Like Simone, these new leaders are absorbing every emotional tension and threat to bodily safety they face at the forefront of their protest movement. But there’s one key difference among Black Lives Matter activists: an emphasis on self-care. From Self-Care Cards shared online and distributed at protests to psychologists providing free crisis counseling to children traumatized by police occupation in Ferguson, Mo., or civic unrest in Baltimore, this generation seems more aware of the psychological toll that systemic racism and the fight to end it takes on activists, their families and their surrounding communities. They’re committed to making sure that everyone involved is taking the necessary physical and mental health measures they need to in order to remain well.
The artists involved in this movement are also better supported in their own self-care efforts and better equipped to provide care to others. When protesters converged on New York’s Lincoln Square last December to protest the ongoing militarized police presence in Ferguson, as well as the death of Eric Garner at the hands of the New York Police Department, singer John Legend and his wife, Chrissy Teigen, sent free food trucks so that protesters would be able to eat and stay hydrated. And just last weekend, Erykah Badu posted a free mixtape online titled, “Feel Better, World! … Love, Ms. Badu” along with the message:

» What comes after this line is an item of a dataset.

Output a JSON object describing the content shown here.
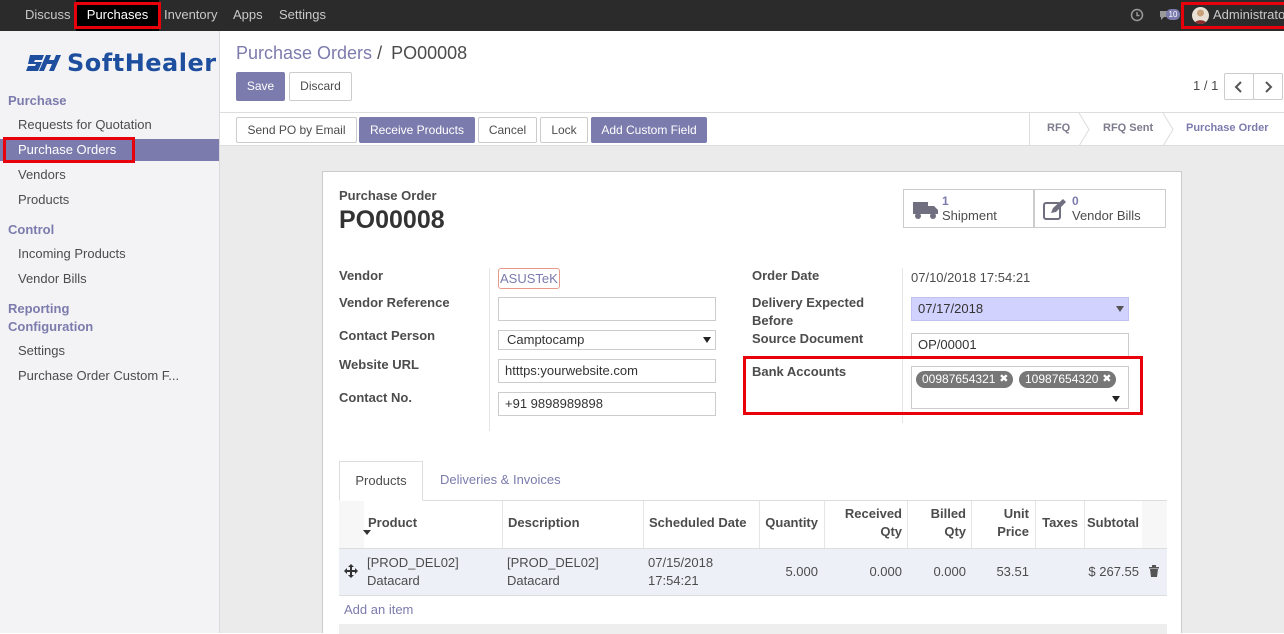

ALL OVER THE GLOBE…KEEP WALKING TALL BROTHERS AND SISTERS. SOMEDAY WE WILL ALL BE FREE. THE WORLD IS IN NEED OF HEALING…. I CAREFULLY AND LOVINGLY SELECTED HIGH FREQUENCY TONES FOR THE SOUL…. PLEASE LISTEN FROM TOP TO BOTTOM.

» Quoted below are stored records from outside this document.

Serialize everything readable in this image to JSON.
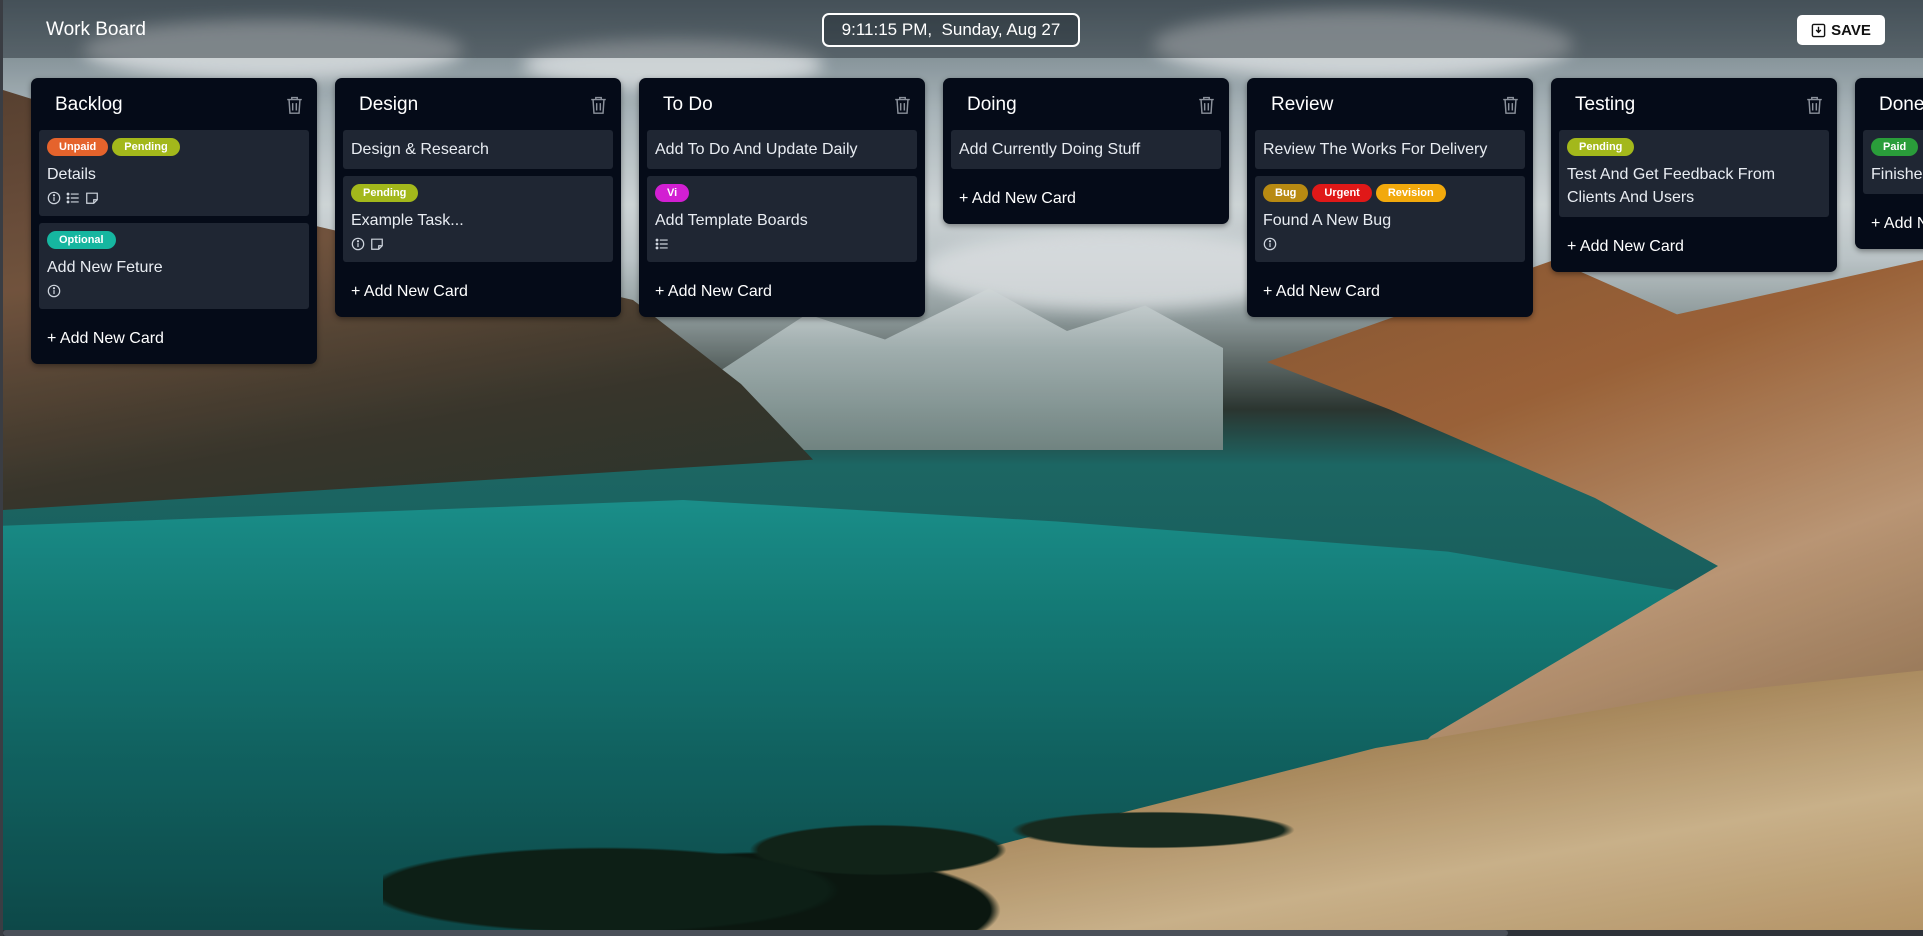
{
  "header": {
    "title": "Work Board",
    "clock": "9:11:15 PM,  Sunday, Aug 27",
    "save_label": "SAVE"
  },
  "lists": [
    {
      "title": "Backlog",
      "cards": [
        {
          "labels": [
            {
              "text": "Unpaid",
              "color": "#e5632c"
            },
            {
              "text": "Pending",
              "color": "#a3b81b"
            }
          ],
          "text": "Details",
          "icons": [
            "info-icon",
            "checklist-icon",
            "note-icon"
          ]
        },
        {
          "labels": [
            {
              "text": "Optional",
              "color": "#16b6a0"
            }
          ],
          "text": "Add New Feture",
          "icons": [
            "info-icon"
          ]
        }
      ],
      "add_label": "+ Add New Card"
    },
    {
      "title": "Design",
      "cards": [
        {
          "labels": [],
          "text": "Design & Research",
          "icons": []
        },
        {
          "labels": [
            {
              "text": "Pending",
              "color": "#a3b81b"
            }
          ],
          "text": "Example Task...",
          "icons": [
            "info-icon",
            "note-icon"
          ]
        }
      ],
      "add_label": "+ Add New Card"
    },
    {
      "title": "To Do",
      "cards": [
        {
          "labels": [],
          "text": "Add To Do And Update Daily",
          "icons": []
        },
        {
          "labels": [
            {
              "text": "Vi",
              "color": "#d21fd2"
            }
          ],
          "text": "Add Template Boards",
          "icons": [
            "checklist-icon"
          ]
        }
      ],
      "add_label": "+ Add New Card"
    },
    {
      "title": "Doing",
      "cards": [
        {
          "labels": [],
          "text": "Add Currently Doing Stuff",
          "icons": []
        }
      ],
      "add_label": "+ Add New Card"
    },
    {
      "title": "Review",
      "cards": [
        {
          "labels": [],
          "text": "Review The Works For Delivery",
          "icons": []
        },
        {
          "labels": [
            {
              "text": "Bug",
              "color": "#b88a12"
            },
            {
              "text": "Urgent",
              "color": "#e01818"
            },
            {
              "text": "Revision",
              "color": "#f2a90c"
            }
          ],
          "text": "Found A New Bug",
          "icons": [
            "info-icon"
          ]
        }
      ],
      "add_label": "+ Add New Card"
    },
    {
      "title": "Testing",
      "cards": [
        {
          "labels": [
            {
              "text": "Pending",
              "color": "#a3b81b"
            }
          ],
          "text": "Test And Get Feedback From Clients And Users",
          "icons": []
        }
      ],
      "add_label": "+ Add New Card"
    },
    {
      "title": "Done",
      "cards": [
        {
          "labels": [
            {
              "text": "Paid",
              "color": "#2a9d3a"
            }
          ],
          "text": "Finished",
          "icons": []
        }
      ],
      "add_label": "+ Add New Card"
    }
  ],
  "colors": {
    "list_bg": "#050b18",
    "card_bg": "#1f2633"
  }
}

LOVE, ms. badu
Badu’s painstakingly curated playlist opens with a track that chastens: Gary Bartz NTU Troop’s “Drinking Song,” which includes the lyrics, “Never will be a revolution/while you’re drinking wine./Never will see a revelation/while you’re drinking wine.” The mixtape also includes tracks by Earth Wind & Fire, Stevie Wonder and Donny Hathaway, as well as James Brown’s “King Heroin.” Mostly midtempo cuts, the list has strong thematic connections. These are all songs that call for accountability, like the Emotions’s “Watching Over” and the Bartz track; for meditation, like Michael White’s “The Blessing Song” and Ramp’s “Come Into Knowledge,”’ and for love, like the Stevie Wonder classic “Love’s in the Need of Love Today.”

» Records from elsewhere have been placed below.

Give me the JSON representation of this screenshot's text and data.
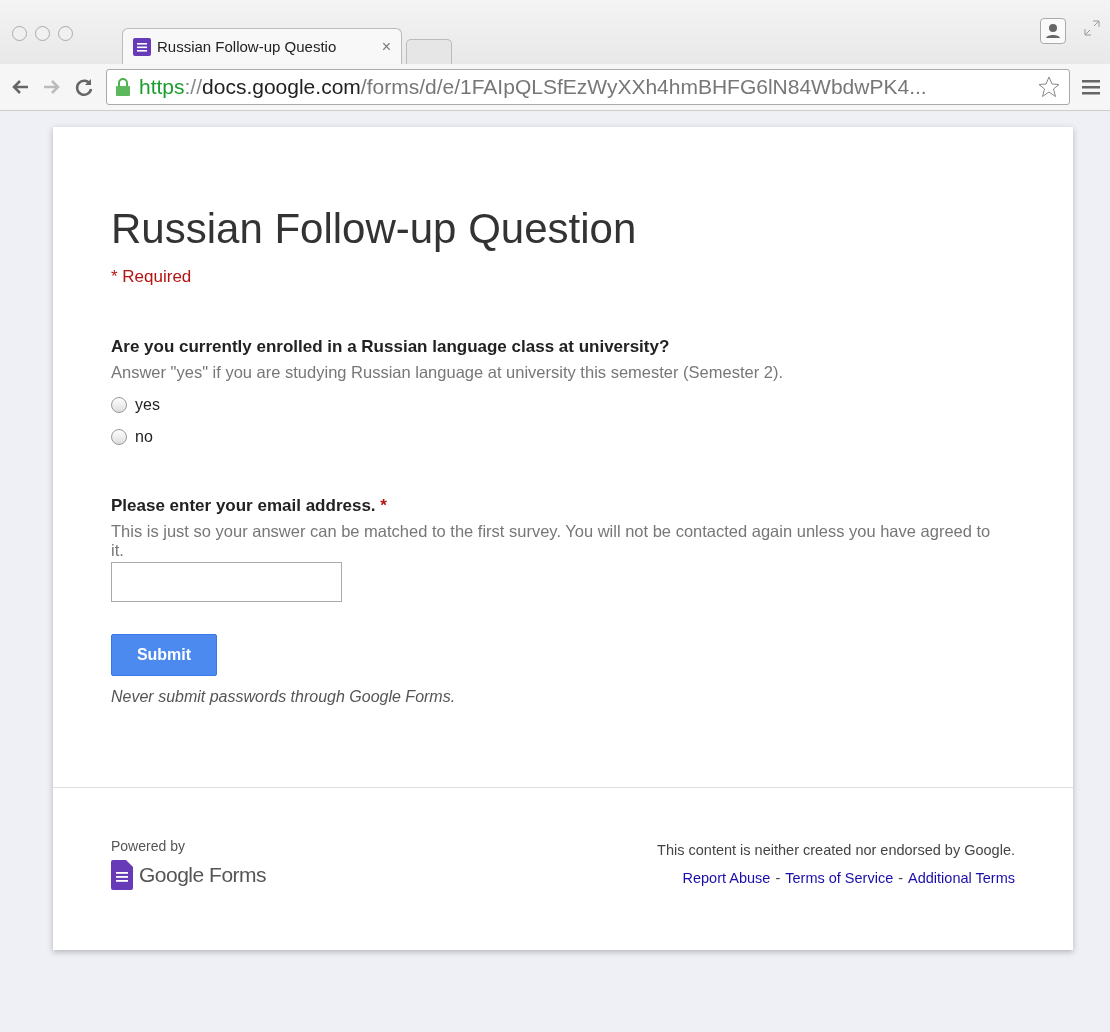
{
  "browser": {
    "tab": {
      "title": "Russian Follow-up Questio",
      "close": "×",
      "selected": true
    },
    "url": {
      "scheme": "https",
      "separator": "://",
      "host": "docs.google.com",
      "path": "/forms/d/e/1FAIpQLSfEzWyXXh4hmBHFG6lN84WbdwPK4..."
    }
  },
  "form": {
    "title": "Russian Follow-up Question",
    "required_note": "* Required",
    "questions": [
      {
        "kind": "radio",
        "title": "Are you currently enrolled in a Russian language class at university?",
        "required": false,
        "help": "Answer \"yes\" if you are studying Russian language at university this semester (Semester 2).",
        "options": [
          {
            "label": "yes",
            "selected": false
          },
          {
            "label": "no",
            "selected": false
          }
        ]
      },
      {
        "kind": "text",
        "title": "Please enter your email address.",
        "required": true,
        "help": "This is just so your answer can be matched to the first survey. You will not be contacted again unless you have agreed to it."
      }
    ],
    "required_mark": "*",
    "submit": "Submit",
    "warning": "Never submit passwords through Google Forms."
  },
  "footer": {
    "powered_by": "Powered by",
    "logo_text": "Google Forms",
    "disclaimer": "This content is neither created nor endorsed by Google.",
    "links": [
      "Report Abuse",
      "Terms of Service",
      "Additional Terms"
    ],
    "separator": "-"
  }
}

It would’ve been just as easy to compile a track list designed to keep protesters righteously and justifiably indignant. But Badu is exercising her instincts here, and they’re telling her that everyone fighting for freedom and justice in the streets, behind screens and at pianos need sounds meant to soothe, music that compels us to heal, and lyrics that remind us how imperative it is for love and inner peace to temper our rage.
It would’ve been great for Simone to have been part of this movement. Her work would likely have been better received. Consider that just this year, the winner of Best Original Song at the Oscars was Common and John Legend’s “Glory,” which sought to pull a thread through time from the Edmund Pettus Bridge in Selma, Ala., to West Florissant Avenue in Ferguson. They would not have received such welcome reception without the groundwork of discomfort and agitation Simone laid when playing songs like “I Wish I Knew How It Would Feel to Be Free,” “Four Women” and “Old Jim Crow” to concert halls packed with predominantly white audiences. If only she’d lived long enough to witness the true depth of her impact.